Safe Passage approached me several years ago to design their 2008 annual report. When Safe Passage asked me again to take on their 2010 Annual Report, as well as design a custom email newsletter and blog, it made sense to bring them on as a Might & Main client.
Black Tie Company approached us late last year with a simple goal: create a strong, memorable identity for the company and apply it to collateral, signs, vehicles, uniforms, and all the other places that the company has historically been logo-less or inconsistent.
In a world where every product is thoughtfully packaged, every message carefully crafted to sell us something, we often can't tell what to believe, and we increasingly look to real people to help us make decisions.
We don't take on a lot of personal identities; the budgets for these projects tend to limit the in-depth discovery and strategy work we think is so important to a rich and authentic brand. But when comedian Karen Morgan approached us to help her hone and focus her brand identity, she came with very clear goals and well-defined expectations that let us keep our research and concepting time to a minimum and helped us quickly understand her audience and her tastes and preferences.
None of us were working in the fabled 90s boom of big offices, big bonuses, and lavish expenses. A decade later, we each weathered the more recent economic downturn as freelancers, seeing once seemingly endless work slow down—sometimes to a trickle. That we approached the idea of incorporating carefully and with great consideration of sustainability should be no surprise.
Inspiration boards, otherwise known as mood boards or idea boards, are an important part of the research phase of almost every brand identity project we take on. When compiling an inspiration board, the goal is to collect and arrange bits of imagery and design that explore and illustrate a specific creative tone.
It's extremely rare to show a client a first round of identity concepts and have them immediately choose one without changes, but that's exactly what happened when we presented logo sketches for the Slovak-American Foundation to CIEE (Council on International Educational Exchange).
In the past, attorneys traveling to trade shows and conferences would drag a heavy set of customizable panels with them—the standard trade show fare: bulky, blocky, and easy to overlook.
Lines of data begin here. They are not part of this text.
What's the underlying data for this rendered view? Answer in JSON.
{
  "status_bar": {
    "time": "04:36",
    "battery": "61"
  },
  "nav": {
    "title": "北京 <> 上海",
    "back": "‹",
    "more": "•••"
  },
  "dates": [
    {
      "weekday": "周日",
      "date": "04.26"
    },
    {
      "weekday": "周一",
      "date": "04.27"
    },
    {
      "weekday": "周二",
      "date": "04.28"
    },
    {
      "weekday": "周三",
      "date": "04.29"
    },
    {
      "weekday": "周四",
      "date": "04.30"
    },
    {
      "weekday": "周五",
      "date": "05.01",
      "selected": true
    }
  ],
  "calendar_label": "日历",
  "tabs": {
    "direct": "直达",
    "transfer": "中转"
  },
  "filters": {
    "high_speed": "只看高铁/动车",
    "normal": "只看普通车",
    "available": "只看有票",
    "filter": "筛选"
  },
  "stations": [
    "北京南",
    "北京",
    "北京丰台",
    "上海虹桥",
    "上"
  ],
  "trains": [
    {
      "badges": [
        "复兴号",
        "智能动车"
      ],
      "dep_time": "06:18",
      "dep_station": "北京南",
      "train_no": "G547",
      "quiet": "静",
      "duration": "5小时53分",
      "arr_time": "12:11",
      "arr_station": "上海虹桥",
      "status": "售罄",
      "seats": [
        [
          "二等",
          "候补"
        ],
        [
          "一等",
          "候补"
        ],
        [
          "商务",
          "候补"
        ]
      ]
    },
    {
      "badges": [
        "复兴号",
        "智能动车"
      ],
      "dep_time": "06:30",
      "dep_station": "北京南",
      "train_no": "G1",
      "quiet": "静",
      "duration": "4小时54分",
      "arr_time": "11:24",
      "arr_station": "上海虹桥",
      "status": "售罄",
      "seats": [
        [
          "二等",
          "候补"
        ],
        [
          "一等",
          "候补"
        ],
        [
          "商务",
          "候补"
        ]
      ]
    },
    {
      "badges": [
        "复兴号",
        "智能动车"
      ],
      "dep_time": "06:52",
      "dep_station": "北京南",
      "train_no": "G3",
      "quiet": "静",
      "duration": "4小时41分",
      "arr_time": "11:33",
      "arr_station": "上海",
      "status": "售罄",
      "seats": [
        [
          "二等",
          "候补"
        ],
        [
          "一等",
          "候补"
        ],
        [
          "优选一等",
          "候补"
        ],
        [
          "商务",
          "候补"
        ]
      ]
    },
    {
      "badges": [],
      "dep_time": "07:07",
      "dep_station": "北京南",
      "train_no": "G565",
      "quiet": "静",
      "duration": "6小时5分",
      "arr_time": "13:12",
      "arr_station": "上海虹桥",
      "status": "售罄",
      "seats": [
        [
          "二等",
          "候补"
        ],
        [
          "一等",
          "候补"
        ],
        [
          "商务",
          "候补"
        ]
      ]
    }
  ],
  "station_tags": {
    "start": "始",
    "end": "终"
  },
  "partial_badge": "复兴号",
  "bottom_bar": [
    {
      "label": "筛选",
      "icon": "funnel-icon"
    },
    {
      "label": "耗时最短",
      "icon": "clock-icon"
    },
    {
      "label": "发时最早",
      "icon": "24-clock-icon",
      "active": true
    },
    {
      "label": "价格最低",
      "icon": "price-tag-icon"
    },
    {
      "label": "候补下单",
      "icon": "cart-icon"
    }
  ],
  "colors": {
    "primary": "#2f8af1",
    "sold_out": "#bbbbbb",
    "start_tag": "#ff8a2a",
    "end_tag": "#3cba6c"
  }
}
Preti wanted an updated look that would be eye catching and easier to transport.